Do not use the CLEANUP tool if your default directory is also the default directory for a SAS batch job, and a SAS batch job is currently running. If you inadvertently delete the WORK subdirectory that was created for a batch job, the job abends. Also, never issue the CLEANUP command from an OpenVMS subprocess.  [cautionend]
To access the CLEANUP tool, first create a DCL symbol that points to the executable image. This symbol or foreign command can be added to the SAS8.COM file. The symbol CLEANUP is used in the following example:

Then, issue the CLEANUP command from your DCL prompt to delete WORK data libraries from one or more directories.
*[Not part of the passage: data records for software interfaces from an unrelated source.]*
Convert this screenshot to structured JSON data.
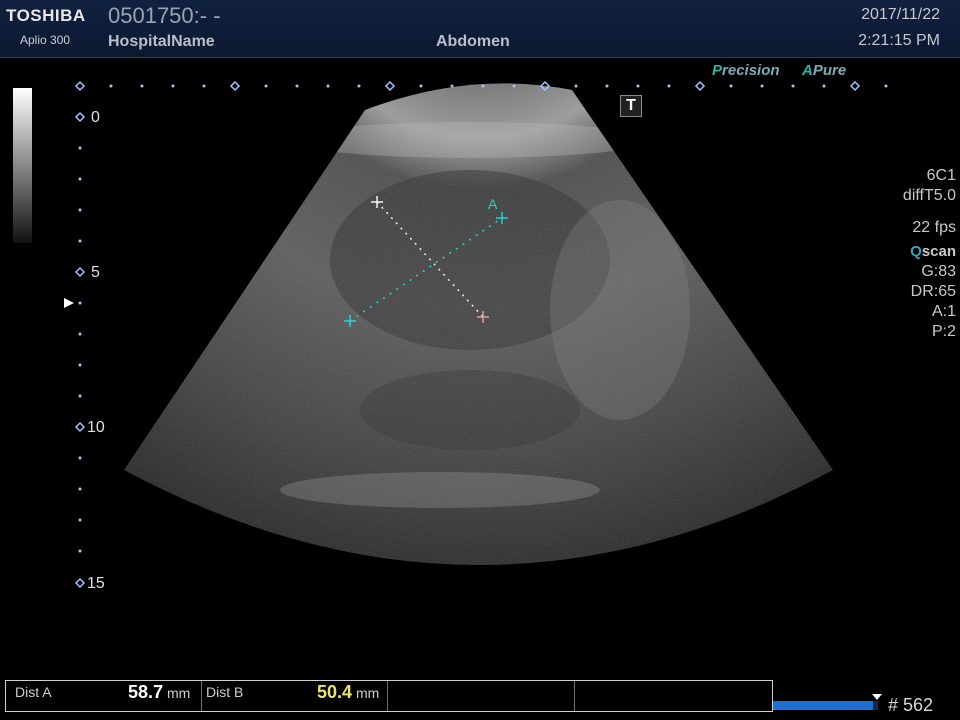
{
  "header": {
    "brand": "TOSHIBA",
    "model": "Aplio 300",
    "patient_id": "0501750:- -",
    "hospital": "HospitalName",
    "preset": "Abdomen",
    "date": "2017/11/22",
    "time": "2:21:15 PM"
  },
  "badges": {
    "precision_letter": "P",
    "precision_rest": "recision",
    "apure_letter": "A",
    "apure_rest": "Pure",
    "t_button": "T"
  },
  "params": {
    "probe": "6C1",
    "mode": "diffT5.0",
    "fps": "22 fps",
    "qscan_q": "Q",
    "qscan_rest": "scan",
    "gain": "G:83",
    "dr": "DR:65",
    "a": "A:1",
    "p": "P:2"
  },
  "depth_scale": {
    "labels": [
      "0",
      "5",
      "10",
      "15"
    ]
  },
  "caliper": {
    "label_a": "A"
  },
  "measurements": {
    "dist_a_label": "Dist A",
    "dist_a_value": "58.7",
    "dist_a_unit": "mm",
    "dist_b_label": "Dist B",
    "dist_b_value": "50.4",
    "dist_b_unit": "mm"
  },
  "cine": {
    "frame": "# 562",
    "progress_fraction": 0.95
  },
  "colors": {
    "accent_cyan": "#2ab3a8",
    "caliper_cyan": "#2ad0d0",
    "header_bg": "#10213f",
    "value_yellow": "#f0e36a"
  }
}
The following are some syntax variations to keep in mind:

To clean the current directory of work files, type

To clean work files from [.TEMP], type

To clean work files from an entire directory tree, type
$ CLEANUP [...]

The CLEANUP command accepts the following qualifiers:

/LOG is the default. This causes the CLEANUP tool to issue a message showing each file as it is deleted, and it shows how many directories were deleted. If you specify /NOLOG, no messages are issued unless the CLEANUP tool encounters an error while trying to delete one or more files.

/CONFIRM is the default. This causes the CLEANUP tool to prompt you for each directory to be deleted. The default is Y for yes if you press RETURN. If you do not want to be prompted, or if you are submitting the command from a batch job, then use /NOCONFIRM.

Note:   The /V5 | /NOV5 and /V6 | /NOV6 options for the CLEANUP command are not supported in Version 8 of the SAS System.  [cautionend]

For each WORK data library that exists in the specified directory, the CLEANUP tool issues the question

OK to delete 
    device:[dir]SAS$WORKnnnnnnnn.DIR;1  [YES]?
where device:[dir] is the name of the disk and directory to which you were attached when you invoked the SAS System, and SAS$WORKnnnnnnnn.DIR;1 is the subdirectory that contains the WORK library. YES is the default response, so to execute the CLEANUP command, press the RETURN key. When the CLEANUP tool executes, it lists the names of the files being deleted. If the specified directory contains more than one WORK subdirectory, the CLEANUP tool then issues the previous question for the next WORK data library.

If the CLEANUP tool is not available at your site, contact your SAS Support Consultant.

Chapter Contents



Top of Page

Copyright 1999 by SAS Institute Inc., Cary, NC, USA. All rights reserved.